June 4, 2020
By: Hanson Feng
Last week, I received my third CERB payment in my bank account (hooray!). The next mission was deciding on where this money should go; so the next day, I set up a pre-authorized debit (PAD) to a smaller credit union that offers higher rates on investments. Two thousand dollars in cash to be transferred from my primary chequing to my “hidden” savings in three to five business days. A day after my transfer posted, I logged in to perform my daily check to make sure no unauthorized transactions appeared, send an e-transfer, and make sure the rest of my money is still there. But when I did this, my account was in the negative – I forgot to transfer the $2000 from my savings to my chequing in preparation for the PAD. No big deal I thought, as I transferred it over and everything was solved; Or so I thought. A day later an overdraft fee and interest payment were automatically deducted (for clarification, I’m a minor and shouldn’t be over-drafting on my account).

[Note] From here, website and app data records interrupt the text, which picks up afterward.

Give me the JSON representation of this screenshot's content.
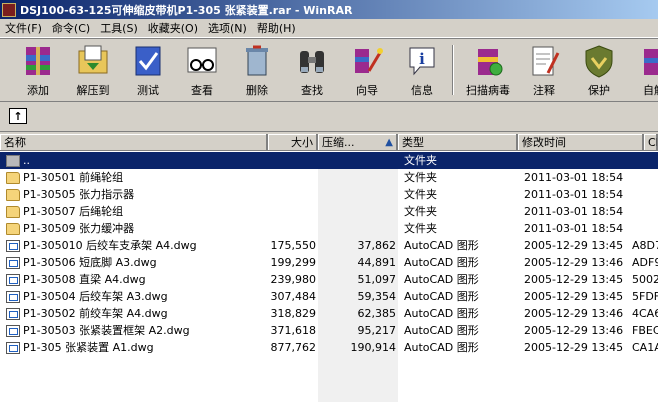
{
  "window": {
    "title": "DSJ100-63-125可伸缩皮带机P1-305 张紧装置.rar - WinRAR"
  },
  "menu": [
    "文件(F)",
    "命令(C)",
    "工具(S)",
    "收藏夹(O)",
    "选项(N)",
    "帮助(H)"
  ],
  "toolbar": {
    "add": "添加",
    "extract": "解压到",
    "test": "测试",
    "view": "查看",
    "delete": "删除",
    "find": "查找",
    "wizard": "向导",
    "info": "信息",
    "virusscan": "扫描病毒",
    "comment": "注释",
    "protect": "保护",
    "sfx": "自解"
  },
  "columns": {
    "name": "名称",
    "size": "大小",
    "packed": "压缩...",
    "type": "类型",
    "modified": "修改时间",
    "crc": "CR"
  },
  "files": [
    {
      "icon": "up-folder",
      "name": "..",
      "size": "",
      "packed": "",
      "type": "文件夹",
      "modified": "",
      "crc": ""
    },
    {
      "icon": "folder",
      "name": "P1-30501 前绳轮组",
      "size": "",
      "packed": "",
      "type": "文件夹",
      "modified": "2011-03-01 18:54",
      "crc": ""
    },
    {
      "icon": "folder",
      "name": "P1-30505 张力指示器",
      "size": "",
      "packed": "",
      "type": "文件夹",
      "modified": "2011-03-01 18:54",
      "crc": ""
    },
    {
      "icon": "folder",
      "name": "P1-30507 后绳轮组",
      "size": "",
      "packed": "",
      "type": "文件夹",
      "modified": "2011-03-01 18:54",
      "crc": ""
    },
    {
      "icon": "folder",
      "name": "P1-30509 张力缓冲器",
      "size": "",
      "packed": "",
      "type": "文件夹",
      "modified": "2011-03-01 18:54",
      "crc": ""
    },
    {
      "icon": "dwg",
      "name": "P1-305010 后绞车支承架 A4.dwg",
      "size": "175,550",
      "packed": "37,862",
      "type": "AutoCAD 图形",
      "modified": "2005-12-29 13:45",
      "crc": "A8D7"
    },
    {
      "icon": "dwg",
      "name": "P1-30506 短底脚 A3.dwg",
      "size": "199,299",
      "packed": "44,891",
      "type": "AutoCAD 图形",
      "modified": "2005-12-29 13:46",
      "crc": "ADF9"
    },
    {
      "icon": "dwg",
      "name": "P1-30508 直梁 A4.dwg",
      "size": "239,980",
      "packed": "51,097",
      "type": "AutoCAD 图形",
      "modified": "2005-12-29 13:45",
      "crc": "5002"
    },
    {
      "icon": "dwg",
      "name": "P1-30504 后绞车架 A3.dwg",
      "size": "307,484",
      "packed": "59,354",
      "type": "AutoCAD 图形",
      "modified": "2005-12-29 13:45",
      "crc": "5FDF"
    },
    {
      "icon": "dwg",
      "name": "P1-30502 前绞车架 A4.dwg",
      "size": "318,829",
      "packed": "62,385",
      "type": "AutoCAD 图形",
      "modified": "2005-12-29 13:46",
      "crc": "4CA6"
    },
    {
      "icon": "dwg",
      "name": "P1-30503 张紧装置框架 A2.dwg",
      "size": "371,618",
      "packed": "95,217",
      "type": "AutoCAD 图形",
      "modified": "2005-12-29 13:46",
      "crc": "FBEC"
    },
    {
      "icon": "dwg",
      "name": "P1-305 张紧装置 A1.dwg",
      "size": "877,762",
      "packed": "190,914",
      "type": "AutoCAD 图形",
      "modified": "2005-12-29 13:45",
      "crc": "CA1A"
    }
  ]
}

This clearly is no accident even though, to my understanding no minor’s account should never go into the negatives. Let’s be clear, my overdraft fee was minuscule compared to the average overdraft fee of $33 (source: bank rate). But banks have many tricks up their sleeves in order to milk bank fees out of their clients.
I The average Canadian pays $220 each year in bank fees
In the beginning, I mentioned that we’ve all experienced some sort of close to zero instance in our chequing accounts. Say today you’re going to the mall and doing a quick grocery run for your mom; your opening balance that day is $45.00 and you spend $40.00 on a sweater, then receive a $50.00 transfer from your mom for groceries, then spend $35.00 on groceries. Banks in some instances will reorder the transactions so instead of your account never going into the negative, they’ll change the order, so the system thinks you spend $75 (going negative by $30) then you receive a $50 transfer after your account went negative. Now you’re out $35 on an overdraft charge, in some instances you could also be charged an NSF fee of around $45, and a few bucks on the ~20% interest rate applied onto the $30 overdraft.
Let’s get some facts straight; transaction reordering is 100% legal, NSF fees can damage your credit history for up to 6 years, and if NSF fees are consistently being recorded on cheque payments you can be criminally charged for fraud. This isn’t just about losing money.
I My life motto will always be: if you don’t ask, you don’t get.
Call me a “Karen” if you want, but picking up the phone with your bank (or any company for that matter) when you’ve been clearly violated from a moral and ethical perspective will, in most instances, change the conclusion of the matter. Assuming you’re in good standing with the bank and not rude on the phone, most banks will reverse the fees.
Be clear, assertive, and nice; mention what occurred (give the specific fee that was charged and the date it was charged) and ask “Can you do anything for me? Like refunding the service fee in full?”. If you’re met with a sub-par resolution, email your banking relationship manager and see what they can do for you. This is how I’ve gotten fees refunded to me.